EXERCISE GOAL:
All lines in the data below carrying the string "Geschichtsbuch" are to be located and copied.
(Beginning of INFORMATION SHOWN)
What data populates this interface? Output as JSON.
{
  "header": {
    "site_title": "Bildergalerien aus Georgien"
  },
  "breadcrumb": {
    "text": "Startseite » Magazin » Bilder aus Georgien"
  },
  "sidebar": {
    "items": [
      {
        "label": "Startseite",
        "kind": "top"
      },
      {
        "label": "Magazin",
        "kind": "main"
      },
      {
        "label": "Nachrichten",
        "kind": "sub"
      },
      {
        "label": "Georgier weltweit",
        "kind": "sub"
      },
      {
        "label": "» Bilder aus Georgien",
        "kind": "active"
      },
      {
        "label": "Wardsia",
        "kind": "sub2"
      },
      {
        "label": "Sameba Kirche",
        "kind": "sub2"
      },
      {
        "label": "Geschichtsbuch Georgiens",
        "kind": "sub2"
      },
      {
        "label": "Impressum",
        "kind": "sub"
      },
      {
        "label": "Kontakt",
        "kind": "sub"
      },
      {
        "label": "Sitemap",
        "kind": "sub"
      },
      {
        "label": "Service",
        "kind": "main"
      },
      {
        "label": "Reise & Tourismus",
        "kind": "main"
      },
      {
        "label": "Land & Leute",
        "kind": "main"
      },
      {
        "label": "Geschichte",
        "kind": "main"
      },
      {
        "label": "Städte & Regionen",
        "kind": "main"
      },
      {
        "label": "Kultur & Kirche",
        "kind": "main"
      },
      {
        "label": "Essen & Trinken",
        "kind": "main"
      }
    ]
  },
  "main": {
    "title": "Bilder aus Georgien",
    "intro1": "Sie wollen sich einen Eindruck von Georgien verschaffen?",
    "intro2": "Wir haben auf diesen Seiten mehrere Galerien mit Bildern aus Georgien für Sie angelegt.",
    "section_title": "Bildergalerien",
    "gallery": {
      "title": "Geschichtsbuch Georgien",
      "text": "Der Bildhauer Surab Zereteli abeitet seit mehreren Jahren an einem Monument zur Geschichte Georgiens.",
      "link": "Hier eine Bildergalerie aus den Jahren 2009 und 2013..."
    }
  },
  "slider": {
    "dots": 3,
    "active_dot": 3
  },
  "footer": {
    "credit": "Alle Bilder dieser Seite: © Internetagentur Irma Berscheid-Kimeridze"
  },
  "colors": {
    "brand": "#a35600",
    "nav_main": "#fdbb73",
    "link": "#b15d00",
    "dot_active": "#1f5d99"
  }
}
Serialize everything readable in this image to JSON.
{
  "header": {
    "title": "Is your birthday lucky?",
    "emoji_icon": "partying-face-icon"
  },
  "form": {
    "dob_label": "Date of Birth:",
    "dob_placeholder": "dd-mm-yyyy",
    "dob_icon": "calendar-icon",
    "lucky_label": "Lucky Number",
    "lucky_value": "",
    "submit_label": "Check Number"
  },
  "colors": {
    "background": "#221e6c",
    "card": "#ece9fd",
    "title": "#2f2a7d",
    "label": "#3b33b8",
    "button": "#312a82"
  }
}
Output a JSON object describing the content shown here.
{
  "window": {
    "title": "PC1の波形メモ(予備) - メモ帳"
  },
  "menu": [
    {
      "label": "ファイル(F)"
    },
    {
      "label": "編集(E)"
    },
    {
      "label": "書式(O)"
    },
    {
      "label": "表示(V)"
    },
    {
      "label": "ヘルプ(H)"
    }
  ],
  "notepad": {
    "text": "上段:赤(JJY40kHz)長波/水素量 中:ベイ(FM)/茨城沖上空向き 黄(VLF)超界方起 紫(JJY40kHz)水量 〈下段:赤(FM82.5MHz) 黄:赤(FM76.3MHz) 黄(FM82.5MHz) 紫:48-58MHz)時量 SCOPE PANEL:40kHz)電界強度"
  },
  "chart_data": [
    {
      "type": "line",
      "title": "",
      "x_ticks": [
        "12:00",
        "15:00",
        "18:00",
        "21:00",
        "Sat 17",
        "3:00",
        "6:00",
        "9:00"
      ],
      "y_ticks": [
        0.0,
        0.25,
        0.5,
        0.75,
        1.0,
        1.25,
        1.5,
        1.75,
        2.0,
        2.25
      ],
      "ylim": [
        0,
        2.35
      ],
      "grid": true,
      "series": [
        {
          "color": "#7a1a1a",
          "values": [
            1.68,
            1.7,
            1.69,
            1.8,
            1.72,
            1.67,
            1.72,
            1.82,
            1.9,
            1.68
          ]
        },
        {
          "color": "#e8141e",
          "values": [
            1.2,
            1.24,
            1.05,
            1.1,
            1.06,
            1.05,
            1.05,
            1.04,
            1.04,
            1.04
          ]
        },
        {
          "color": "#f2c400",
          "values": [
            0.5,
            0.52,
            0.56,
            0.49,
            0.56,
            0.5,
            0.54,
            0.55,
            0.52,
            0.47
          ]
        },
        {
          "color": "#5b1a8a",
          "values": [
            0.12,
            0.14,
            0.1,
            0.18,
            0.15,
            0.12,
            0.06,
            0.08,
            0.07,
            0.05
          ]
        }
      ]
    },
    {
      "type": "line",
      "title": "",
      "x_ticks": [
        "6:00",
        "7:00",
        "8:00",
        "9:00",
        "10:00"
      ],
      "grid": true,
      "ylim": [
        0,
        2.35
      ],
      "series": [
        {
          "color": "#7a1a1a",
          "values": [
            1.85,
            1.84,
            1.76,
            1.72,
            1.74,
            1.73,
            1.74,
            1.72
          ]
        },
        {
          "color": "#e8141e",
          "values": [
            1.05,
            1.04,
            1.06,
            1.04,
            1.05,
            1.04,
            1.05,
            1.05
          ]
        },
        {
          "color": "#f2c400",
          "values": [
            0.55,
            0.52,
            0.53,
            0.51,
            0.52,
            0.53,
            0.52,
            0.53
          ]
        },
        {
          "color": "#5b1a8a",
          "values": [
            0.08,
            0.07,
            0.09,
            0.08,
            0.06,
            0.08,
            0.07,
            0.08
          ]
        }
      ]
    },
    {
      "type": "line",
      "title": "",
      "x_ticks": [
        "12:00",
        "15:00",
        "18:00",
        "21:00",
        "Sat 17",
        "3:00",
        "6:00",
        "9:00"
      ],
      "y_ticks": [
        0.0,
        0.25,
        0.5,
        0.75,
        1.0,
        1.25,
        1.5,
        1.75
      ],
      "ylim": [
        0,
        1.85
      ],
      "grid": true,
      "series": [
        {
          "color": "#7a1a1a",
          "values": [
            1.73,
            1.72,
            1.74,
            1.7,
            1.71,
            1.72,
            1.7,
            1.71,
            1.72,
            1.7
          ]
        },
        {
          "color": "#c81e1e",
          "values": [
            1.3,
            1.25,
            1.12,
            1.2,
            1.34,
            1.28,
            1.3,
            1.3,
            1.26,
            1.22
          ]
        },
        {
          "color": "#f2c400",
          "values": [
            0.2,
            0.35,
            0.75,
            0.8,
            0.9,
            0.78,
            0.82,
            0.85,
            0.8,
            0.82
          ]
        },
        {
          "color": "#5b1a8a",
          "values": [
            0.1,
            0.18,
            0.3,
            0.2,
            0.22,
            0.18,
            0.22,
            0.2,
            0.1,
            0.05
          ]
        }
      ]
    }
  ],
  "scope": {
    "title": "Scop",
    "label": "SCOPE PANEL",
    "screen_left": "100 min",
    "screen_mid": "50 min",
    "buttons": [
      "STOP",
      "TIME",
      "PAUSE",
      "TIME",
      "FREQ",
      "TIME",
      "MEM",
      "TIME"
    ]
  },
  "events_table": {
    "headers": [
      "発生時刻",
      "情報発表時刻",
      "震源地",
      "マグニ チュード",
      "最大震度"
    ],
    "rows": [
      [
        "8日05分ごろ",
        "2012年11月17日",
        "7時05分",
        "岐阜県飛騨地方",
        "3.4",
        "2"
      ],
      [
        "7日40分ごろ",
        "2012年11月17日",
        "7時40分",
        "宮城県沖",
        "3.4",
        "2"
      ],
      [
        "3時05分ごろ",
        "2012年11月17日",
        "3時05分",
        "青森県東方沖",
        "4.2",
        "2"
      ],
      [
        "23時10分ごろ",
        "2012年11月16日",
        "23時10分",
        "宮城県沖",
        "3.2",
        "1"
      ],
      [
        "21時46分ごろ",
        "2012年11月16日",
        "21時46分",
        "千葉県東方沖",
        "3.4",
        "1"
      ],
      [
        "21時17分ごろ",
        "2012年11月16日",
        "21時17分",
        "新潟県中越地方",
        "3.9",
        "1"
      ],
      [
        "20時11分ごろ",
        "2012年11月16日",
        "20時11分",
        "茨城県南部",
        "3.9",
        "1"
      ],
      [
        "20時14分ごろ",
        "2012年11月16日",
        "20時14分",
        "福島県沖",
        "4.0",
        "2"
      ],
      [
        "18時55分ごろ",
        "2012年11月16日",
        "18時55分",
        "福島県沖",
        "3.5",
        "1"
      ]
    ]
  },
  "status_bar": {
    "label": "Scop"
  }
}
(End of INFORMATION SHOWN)
EXERCISE SOLUTION:
        "label": "Geschichtsbuch Georgiens",
      "title": "Geschichtsbuch Georgien",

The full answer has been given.